- Va. Code § 30-147 provides, in part, that "All parts of any code published or authorized to be published by the Commission, including statute text, regulation text, catchlines, historical citations, numbers of sections, articles, chapters and titles, frontal analyses and revisor's notes, shall become and remain the exclusive property of the Commonwealth to be used only as the Commission may direct." Due process considerations nevertheless require some extent of free public copying and distribution of the statutes themselves, though not necessarily the accompanying annotations and other material.
- Va. Code § 30-146. Publication of Code of Virginia, Administrative Code, and Register of Regulations; authority regarding type and form.
- Va. Code § 30-145. Virginia Code Commission; membership, terms; compensation; staff; quorum.
- Va. Code § 30-146.
- Va. Code § 30-149. Authority for minor changes to the Code of Virginia.
- Va. Code § 30-148. Codification of session laws.
- Virginia Acts of Assembly – 2002 Session – Chapter 747.
- Senate Bill 303 – Reconciliation of Titlle 63.1; public assistance – offered January 9, 2002.
- Va. Code § 30-152. Revision of the Code of Virginia; construction of statutes relating to titles amended.
- Va. Code § 30-151. Ongoing responsibility for repeal of obsolete statutes and Acts of Assembly.
- See Commonwealth v. Brown, 21 S.E. 357, 360 (Va. 1895), for the first interpretation of that constitutional provision by the Virginia Supreme Court.
- Hening's Statutes at Large—an ongoing project to post the complete work online.
- Ritchie was also the editor of the Richmond Enquirer, and a highly prominent spokesperson for the Democratic Party.
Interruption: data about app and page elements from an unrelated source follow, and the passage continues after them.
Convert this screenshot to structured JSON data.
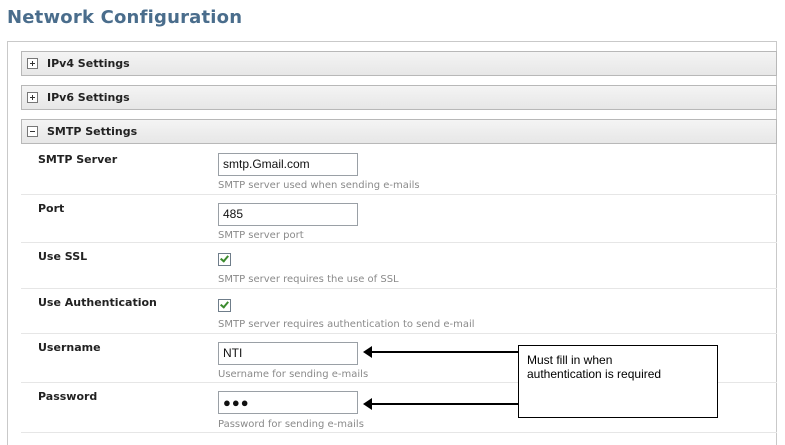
{
  "page": {
    "title": "Network Configuration"
  },
  "sections": [
    {
      "label": "IPv4 Settings",
      "expanded": false
    },
    {
      "label": "IPv6 Settings",
      "expanded": false
    },
    {
      "label": "SMTP Settings",
      "expanded": true
    }
  ],
  "smtp": {
    "server": {
      "label": "SMTP Server",
      "value": "smtp.Gmail.com",
      "description": "SMTP server used when sending e-mails"
    },
    "port": {
      "label": "Port",
      "value": "485",
      "description": "SMTP server port"
    },
    "use_ssl": {
      "label": "Use SSL",
      "checked": true,
      "description": "SMTP server requires the use of SSL"
    },
    "use_auth": {
      "label": "Use Authentication",
      "checked": true,
      "description": "SMTP server requires authentication to send e-mail"
    },
    "username": {
      "label": "Username",
      "value": "NTI",
      "description": "Username for sending e-mails"
    },
    "password": {
      "label": "Password",
      "value": "●●●",
      "description": "Password for sending e-mails"
    }
  },
  "annotation": {
    "line1": "Must fill in when",
    "line2": "authentication is required"
  },
  "colors": {
    "title": "#4a6d8c",
    "checkmark": "#3c8b2e",
    "description": "#8a8a8a"
  }
}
See bio at the Library of Virginia Archived 2006-06-22 at the Wayback Machine.
- The General Assembly actually never took action over the amendment, which the act of March 12, 1819 did not mention, nor did the act give any independent legal effect to subsequent decisions of the editors and publishers of the code.
- Act of Feb. 20, 1846, ch. 33, 1845-46 Va. Acts 26, 26-27.
- The Statutes at Large of Virginia, Emily Croon. November, 1999.
- The Path of Virginia Codification, Kent C. Olson. Virginia Lawyer, February, 2000.
- Code of Virginia from the Virginia Division of Legislative Automated Systems
- Code of Virginia alternate link from the Virginia Division of Legislative Automated Systems
- Code of Virginia alternate link from the Virginia Division of Legislative Automated Systems
- Virginia Decoded from Waldo Jaquith
- Virginia state codes from Socratek